Despite these challenges, writers with spiritual strength will not hide in history or indulge in delusion and self-satisfaction. Rather, they shall penetrate the false, superficial phenomena with harsh critiques to delve into the suffering of mankind and explore the true, the good and the beautiful in spiritual power.

The richness and complexity of life are vividly conveyed through the interactions between man and man, man and society, and man and history in You Fengwei’s Loach (Ni Qiu), Jia Pingwa’s Shaanxi Opera (Qin Qiang), Wang Anyi’s Growing Caltrop in the Upper Layer and Lotus at the Bottom of a Pond.

Not following market rules
A trusting relationship also means that writers need to have an eye for the goodness in the human spirit and not simply comply with the rules of market economy. In the contemporary era, we must bear in mind that literature is not a commodity for sale, and sales figures are not necessarily an indicator of the quality of a work.


Recently, Fan Xiaoqing’s My Father Still at Yu Yin Street reminds me further of the importance of what is good and kind in social life. The book praises the warmth in human nature. In the volatile world, population flow between urban and rural areas has caused many social problems, which is why love and kindness in people are so precious in our time. Though they seem abstract, they are indeed the powerful substance that makes the world a better place.

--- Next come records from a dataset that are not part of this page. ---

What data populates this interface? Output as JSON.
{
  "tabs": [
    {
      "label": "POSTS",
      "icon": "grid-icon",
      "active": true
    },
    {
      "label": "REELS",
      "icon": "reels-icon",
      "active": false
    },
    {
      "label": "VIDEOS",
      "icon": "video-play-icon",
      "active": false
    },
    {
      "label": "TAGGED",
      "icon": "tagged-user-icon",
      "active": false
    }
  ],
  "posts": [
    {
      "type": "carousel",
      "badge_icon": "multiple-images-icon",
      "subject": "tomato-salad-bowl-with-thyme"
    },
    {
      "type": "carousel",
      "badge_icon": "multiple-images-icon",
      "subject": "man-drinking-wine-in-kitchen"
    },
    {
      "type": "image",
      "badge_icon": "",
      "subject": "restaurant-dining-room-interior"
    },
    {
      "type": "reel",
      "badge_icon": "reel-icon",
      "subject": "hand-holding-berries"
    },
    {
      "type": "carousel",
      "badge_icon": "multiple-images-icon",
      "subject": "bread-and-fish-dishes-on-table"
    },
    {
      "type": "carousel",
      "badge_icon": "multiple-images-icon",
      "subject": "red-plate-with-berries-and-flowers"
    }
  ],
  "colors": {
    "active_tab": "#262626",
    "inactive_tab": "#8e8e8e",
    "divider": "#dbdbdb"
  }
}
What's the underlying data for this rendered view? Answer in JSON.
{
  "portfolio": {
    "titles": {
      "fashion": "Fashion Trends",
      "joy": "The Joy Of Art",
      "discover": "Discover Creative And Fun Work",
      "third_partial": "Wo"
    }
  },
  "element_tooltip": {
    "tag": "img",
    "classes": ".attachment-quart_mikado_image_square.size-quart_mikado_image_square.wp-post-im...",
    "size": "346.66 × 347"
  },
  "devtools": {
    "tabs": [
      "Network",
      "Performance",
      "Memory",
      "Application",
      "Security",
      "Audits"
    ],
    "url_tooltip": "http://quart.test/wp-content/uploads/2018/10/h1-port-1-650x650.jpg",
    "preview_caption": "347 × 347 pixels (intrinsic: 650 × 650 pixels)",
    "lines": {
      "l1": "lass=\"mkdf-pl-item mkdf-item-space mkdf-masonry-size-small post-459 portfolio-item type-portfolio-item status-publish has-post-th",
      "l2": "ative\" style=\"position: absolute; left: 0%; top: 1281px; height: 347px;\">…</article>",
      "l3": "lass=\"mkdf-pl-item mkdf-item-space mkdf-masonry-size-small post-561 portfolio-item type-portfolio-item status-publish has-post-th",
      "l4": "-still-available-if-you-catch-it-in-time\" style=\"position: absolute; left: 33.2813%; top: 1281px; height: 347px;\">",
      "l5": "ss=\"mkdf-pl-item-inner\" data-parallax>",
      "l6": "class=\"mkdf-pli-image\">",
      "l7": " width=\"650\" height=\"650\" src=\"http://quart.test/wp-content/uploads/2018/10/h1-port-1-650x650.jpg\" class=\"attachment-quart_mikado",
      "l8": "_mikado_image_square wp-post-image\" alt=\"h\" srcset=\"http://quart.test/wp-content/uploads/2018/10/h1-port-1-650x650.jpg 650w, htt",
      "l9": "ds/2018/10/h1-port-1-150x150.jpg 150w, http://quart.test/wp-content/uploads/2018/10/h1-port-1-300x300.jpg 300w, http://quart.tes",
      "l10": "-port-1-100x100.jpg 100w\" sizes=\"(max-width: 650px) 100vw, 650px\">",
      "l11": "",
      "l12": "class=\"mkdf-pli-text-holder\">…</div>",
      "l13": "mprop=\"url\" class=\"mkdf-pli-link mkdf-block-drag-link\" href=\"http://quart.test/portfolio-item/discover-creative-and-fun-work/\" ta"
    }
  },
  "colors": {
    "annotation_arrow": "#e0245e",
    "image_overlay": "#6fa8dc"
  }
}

In literary creation, it is important that writers probe into their inner selves and include realistic scenarios in artistic imagination. Only when one trusts someone will he open up, while only when one trusts the world will he put himself into it and make heart-to-heart connections with various souls.

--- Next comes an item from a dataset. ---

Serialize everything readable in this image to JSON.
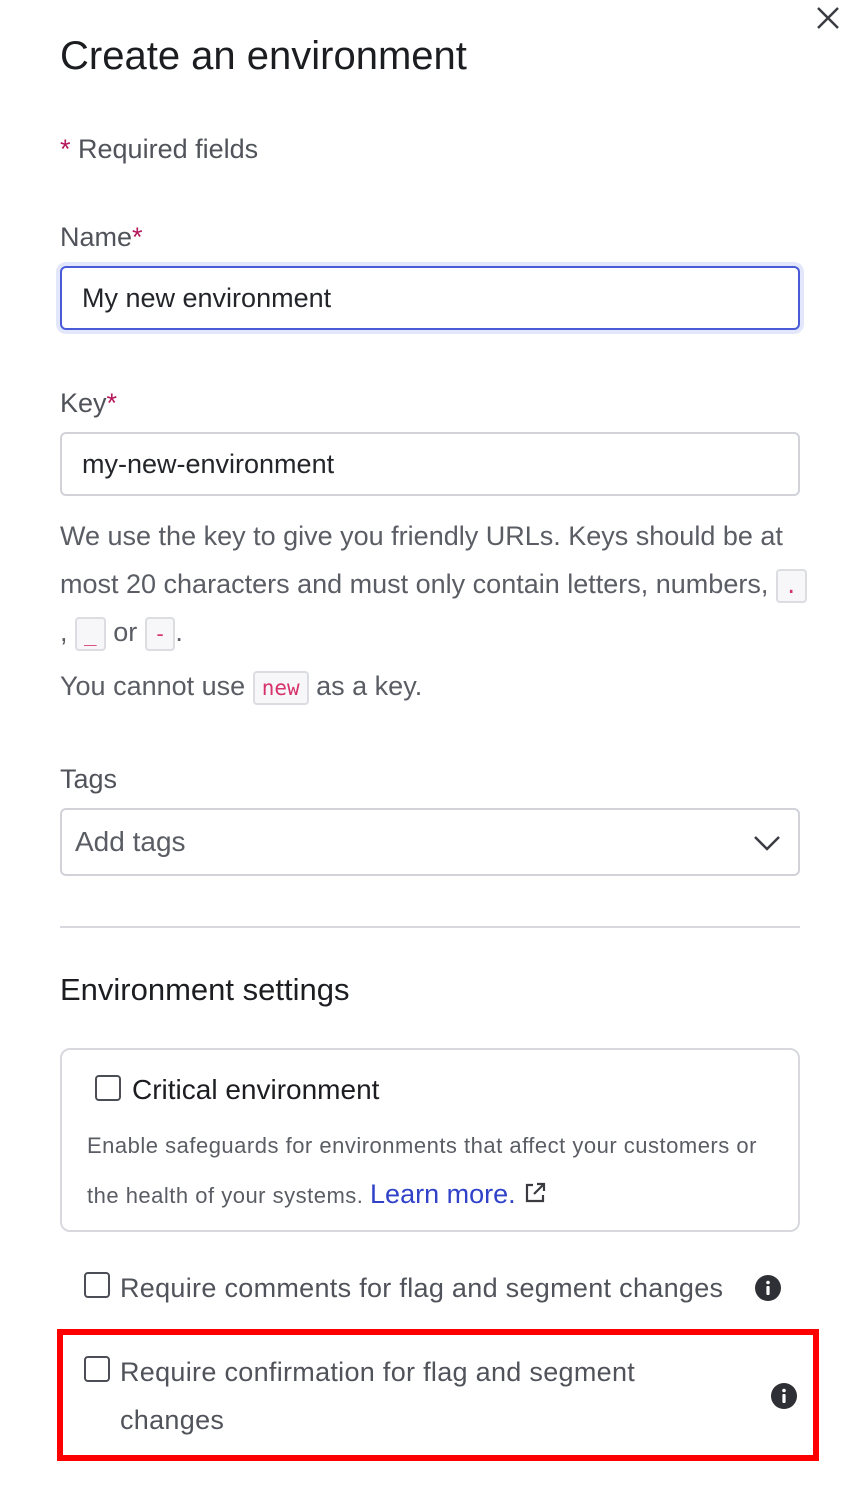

Therefore, it is crucial to apply the logic of social life to literature. For example, in Jia’s Shaanxi Opera, he faithfully depicted the transformation of traditional lifestyle as farmers left the village to seek a living in the cities. The characters in his works have various personalities and each one brings a lifelike atmosphere to the times, which makes the imaginable world more social and compelling. True literary value takes place when writers build a trusting relationship with the world.

Wang Guangdong is from the College of Liberal Arts at Shanghai University.

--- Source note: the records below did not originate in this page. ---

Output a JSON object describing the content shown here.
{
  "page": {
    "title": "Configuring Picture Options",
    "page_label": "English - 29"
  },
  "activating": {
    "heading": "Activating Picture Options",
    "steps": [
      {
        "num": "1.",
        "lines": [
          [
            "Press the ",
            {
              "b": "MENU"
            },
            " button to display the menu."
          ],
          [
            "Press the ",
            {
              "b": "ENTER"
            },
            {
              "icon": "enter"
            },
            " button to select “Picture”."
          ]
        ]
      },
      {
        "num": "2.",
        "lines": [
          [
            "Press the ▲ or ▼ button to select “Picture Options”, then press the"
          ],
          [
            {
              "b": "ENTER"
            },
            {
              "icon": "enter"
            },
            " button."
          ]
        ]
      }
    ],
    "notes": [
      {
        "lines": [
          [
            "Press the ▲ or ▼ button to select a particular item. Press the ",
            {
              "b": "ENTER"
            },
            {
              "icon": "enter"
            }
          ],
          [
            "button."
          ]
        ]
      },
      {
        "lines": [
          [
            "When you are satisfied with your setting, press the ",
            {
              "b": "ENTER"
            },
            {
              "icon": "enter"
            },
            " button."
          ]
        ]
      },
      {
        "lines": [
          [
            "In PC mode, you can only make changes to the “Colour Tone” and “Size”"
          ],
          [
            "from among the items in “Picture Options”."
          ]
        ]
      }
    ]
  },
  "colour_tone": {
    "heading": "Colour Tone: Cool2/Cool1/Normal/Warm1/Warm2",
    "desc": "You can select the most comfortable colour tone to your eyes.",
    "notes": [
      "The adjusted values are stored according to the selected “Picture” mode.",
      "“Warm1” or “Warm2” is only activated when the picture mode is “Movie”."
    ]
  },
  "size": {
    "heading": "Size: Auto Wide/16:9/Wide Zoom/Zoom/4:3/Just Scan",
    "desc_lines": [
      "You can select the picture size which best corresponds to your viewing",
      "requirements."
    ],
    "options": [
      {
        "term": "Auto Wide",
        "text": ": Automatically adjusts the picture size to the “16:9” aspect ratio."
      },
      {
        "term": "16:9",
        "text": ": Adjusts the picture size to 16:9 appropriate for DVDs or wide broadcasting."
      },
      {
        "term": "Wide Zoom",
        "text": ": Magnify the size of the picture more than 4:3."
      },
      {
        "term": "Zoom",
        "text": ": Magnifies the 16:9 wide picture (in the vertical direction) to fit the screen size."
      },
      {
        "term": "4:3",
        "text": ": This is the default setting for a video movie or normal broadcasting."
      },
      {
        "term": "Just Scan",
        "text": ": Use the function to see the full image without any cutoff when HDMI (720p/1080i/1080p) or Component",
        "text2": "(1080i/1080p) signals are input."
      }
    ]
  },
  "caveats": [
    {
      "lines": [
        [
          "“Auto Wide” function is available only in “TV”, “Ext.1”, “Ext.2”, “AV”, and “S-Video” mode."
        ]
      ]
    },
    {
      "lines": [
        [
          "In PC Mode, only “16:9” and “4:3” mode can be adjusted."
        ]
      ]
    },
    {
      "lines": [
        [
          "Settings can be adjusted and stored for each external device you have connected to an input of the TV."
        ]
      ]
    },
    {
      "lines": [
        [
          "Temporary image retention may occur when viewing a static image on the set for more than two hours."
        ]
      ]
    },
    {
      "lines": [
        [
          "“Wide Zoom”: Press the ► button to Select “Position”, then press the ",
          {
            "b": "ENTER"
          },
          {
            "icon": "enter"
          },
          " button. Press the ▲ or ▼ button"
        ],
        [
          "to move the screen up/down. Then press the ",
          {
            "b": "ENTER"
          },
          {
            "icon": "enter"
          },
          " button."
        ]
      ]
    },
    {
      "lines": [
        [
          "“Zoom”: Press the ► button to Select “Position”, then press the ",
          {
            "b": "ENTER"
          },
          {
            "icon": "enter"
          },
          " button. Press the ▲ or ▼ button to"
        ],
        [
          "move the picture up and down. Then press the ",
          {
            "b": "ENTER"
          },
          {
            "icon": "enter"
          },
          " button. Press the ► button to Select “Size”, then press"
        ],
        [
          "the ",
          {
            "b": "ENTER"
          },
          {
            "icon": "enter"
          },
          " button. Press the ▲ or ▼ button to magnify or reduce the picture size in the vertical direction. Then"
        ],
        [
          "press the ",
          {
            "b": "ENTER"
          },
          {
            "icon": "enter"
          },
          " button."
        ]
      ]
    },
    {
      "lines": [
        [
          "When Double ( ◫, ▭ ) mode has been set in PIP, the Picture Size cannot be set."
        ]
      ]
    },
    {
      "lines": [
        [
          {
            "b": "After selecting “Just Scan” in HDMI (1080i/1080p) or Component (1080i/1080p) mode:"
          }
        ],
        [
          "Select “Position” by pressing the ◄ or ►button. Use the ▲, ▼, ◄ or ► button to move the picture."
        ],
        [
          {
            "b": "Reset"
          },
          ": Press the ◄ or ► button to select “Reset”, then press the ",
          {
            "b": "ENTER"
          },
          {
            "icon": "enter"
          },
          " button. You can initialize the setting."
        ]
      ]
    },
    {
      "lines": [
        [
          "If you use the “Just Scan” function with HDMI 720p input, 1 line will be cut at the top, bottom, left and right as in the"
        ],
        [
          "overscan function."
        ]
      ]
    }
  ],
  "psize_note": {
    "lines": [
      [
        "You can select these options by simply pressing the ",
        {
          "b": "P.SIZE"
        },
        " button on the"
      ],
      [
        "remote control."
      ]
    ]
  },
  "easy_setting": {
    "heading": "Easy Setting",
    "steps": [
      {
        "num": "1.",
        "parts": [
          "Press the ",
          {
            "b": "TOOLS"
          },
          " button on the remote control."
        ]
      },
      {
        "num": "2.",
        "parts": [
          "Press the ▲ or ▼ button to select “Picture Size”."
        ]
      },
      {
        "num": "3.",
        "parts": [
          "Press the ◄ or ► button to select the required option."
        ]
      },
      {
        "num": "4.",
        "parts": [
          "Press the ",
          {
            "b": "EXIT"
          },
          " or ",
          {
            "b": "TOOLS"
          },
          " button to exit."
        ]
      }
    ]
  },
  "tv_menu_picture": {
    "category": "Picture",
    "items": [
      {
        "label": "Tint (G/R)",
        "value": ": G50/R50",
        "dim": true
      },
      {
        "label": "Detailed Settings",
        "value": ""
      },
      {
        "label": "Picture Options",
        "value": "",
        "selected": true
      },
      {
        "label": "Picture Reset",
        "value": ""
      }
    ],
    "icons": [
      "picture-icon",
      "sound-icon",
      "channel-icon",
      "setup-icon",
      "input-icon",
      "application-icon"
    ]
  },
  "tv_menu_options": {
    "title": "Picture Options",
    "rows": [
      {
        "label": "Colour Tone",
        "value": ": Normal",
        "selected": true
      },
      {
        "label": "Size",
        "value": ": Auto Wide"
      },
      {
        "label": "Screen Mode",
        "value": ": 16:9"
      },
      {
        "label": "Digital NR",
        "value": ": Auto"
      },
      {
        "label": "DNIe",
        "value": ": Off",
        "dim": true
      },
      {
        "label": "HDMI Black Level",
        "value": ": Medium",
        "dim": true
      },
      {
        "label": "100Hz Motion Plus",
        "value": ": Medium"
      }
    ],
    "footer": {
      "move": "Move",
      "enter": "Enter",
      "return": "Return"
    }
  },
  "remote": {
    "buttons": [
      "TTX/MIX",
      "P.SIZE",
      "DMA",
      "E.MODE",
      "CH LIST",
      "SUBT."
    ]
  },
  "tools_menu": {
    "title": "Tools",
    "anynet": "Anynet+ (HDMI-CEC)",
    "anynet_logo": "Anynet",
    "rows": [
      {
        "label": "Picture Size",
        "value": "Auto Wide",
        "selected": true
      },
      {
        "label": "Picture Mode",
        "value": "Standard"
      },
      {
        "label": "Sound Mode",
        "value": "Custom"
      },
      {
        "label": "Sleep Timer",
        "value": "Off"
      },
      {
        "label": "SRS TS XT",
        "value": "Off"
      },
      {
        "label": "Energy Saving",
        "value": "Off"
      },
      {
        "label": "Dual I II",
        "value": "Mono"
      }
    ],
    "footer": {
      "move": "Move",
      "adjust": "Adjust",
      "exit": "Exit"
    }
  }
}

Jia Pingwa, born in 1952, is a Chinese novelist and short story writer. His novels include Shang State (Shang Zhou), White Night, and the autobiographical I Am a Farmer. His most famous novel is Shaanxi Opera, which won the distinguished Mao Dun Literature Prize in 2008.

From a unique perspective, Jia’s works accurately and profoundly portray the process of modernization that occurred from the latter half of the 20th century to the beginning of the 21st century, during which China underwent painful and tragic social transformation.

Jia’s works mix tradition and modernity, realism and idealism. The language is simple and honest, yet still capable of taking readers’ breath away.

Shaanxi Opera, a subtle detailed narrative, precisely portrays the daily life and offers a full interpretation of the changes experienced by local Chinese in times of confusion and contradictory.


Born in Nanjing in 1954, Wang Anyi began to publish short stories in 1976.

Her most famous novel, The Song of Everlasting Sorrow, traces the life story of a young Shanghainese girl from the 1940s all the way until her death after the Cultural Revolution. Although the book was published in 1995, it is already considered by many as a modern classic.

A novella and six of her stories have been translated and collected in the anthology Lapse of Time. In his preface to that collection, Jeffrey Kinkley notes that Wang is a realist whose stories “are about everyday urban life” and that the author “does not stint in describing the brutalising density, the rude jostling, the interminable and often futile waiting in line that accompany life in the Chinese big city.”


You Fengwei was born in 1944 and his works contain his recognition of hardship and sympathy in a difficult era in China.


He put a great emphasis on truthfully reflecting history without deviation or assumption and drawing upon the daily life to set the background and major plots for a story. He once said: “I understand that truth is not the only parameter in literature, but hopefully my account of the past will shed some light on the shadows of history.”